▶ **PROBLEM**:
Lines containing the word "mnemonic" are the ones to copy from the records below.

(Dataset excerpts)
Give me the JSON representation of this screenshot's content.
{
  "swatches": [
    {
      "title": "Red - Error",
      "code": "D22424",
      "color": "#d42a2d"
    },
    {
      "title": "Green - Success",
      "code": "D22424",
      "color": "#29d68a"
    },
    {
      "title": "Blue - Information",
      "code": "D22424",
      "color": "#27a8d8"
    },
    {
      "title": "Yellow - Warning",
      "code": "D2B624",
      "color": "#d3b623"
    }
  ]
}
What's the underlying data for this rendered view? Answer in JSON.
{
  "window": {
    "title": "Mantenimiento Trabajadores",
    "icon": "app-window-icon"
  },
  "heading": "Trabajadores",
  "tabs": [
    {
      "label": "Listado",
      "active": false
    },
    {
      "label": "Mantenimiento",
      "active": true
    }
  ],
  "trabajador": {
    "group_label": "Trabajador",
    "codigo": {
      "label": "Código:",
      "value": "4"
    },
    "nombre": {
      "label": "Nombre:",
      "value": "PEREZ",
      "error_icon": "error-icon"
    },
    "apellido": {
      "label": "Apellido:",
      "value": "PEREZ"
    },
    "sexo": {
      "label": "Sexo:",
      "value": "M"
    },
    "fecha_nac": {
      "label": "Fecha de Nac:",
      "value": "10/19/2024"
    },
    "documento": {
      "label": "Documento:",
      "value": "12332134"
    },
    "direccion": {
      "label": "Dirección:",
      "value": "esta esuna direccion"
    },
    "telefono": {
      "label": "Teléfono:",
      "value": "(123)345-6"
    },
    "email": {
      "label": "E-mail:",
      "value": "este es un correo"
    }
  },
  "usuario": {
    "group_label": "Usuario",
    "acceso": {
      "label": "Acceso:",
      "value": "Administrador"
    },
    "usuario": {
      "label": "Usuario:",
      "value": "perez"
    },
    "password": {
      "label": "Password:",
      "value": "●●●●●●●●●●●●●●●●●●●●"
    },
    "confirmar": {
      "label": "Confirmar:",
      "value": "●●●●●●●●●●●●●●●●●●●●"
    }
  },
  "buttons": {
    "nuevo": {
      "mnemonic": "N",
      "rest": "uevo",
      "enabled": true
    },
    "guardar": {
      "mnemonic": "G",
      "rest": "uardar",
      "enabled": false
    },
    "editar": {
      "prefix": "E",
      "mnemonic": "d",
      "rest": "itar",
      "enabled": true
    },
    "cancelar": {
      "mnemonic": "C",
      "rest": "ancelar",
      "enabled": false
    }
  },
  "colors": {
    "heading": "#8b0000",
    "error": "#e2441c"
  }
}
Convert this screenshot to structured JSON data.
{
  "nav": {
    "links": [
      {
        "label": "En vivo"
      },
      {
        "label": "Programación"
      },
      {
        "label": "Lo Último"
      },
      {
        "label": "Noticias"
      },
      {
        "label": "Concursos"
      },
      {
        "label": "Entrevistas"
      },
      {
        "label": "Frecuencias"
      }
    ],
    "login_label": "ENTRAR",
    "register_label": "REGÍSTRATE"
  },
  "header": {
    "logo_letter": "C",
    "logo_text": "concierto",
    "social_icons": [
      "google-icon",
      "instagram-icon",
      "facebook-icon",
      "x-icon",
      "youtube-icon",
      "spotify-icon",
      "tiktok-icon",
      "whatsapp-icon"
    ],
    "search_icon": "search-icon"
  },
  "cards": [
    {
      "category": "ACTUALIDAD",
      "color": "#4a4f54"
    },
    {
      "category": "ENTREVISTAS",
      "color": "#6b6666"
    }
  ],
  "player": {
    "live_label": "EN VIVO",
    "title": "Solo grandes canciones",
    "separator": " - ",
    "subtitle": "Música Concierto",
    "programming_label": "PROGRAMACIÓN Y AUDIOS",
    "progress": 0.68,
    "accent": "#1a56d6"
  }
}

▶ **ANSWER TO THE EXERCISE**:
      "mnemonic": "N",
      "mnemonic": "G",
      "mnemonic": "d",
      "mnemonic": "C",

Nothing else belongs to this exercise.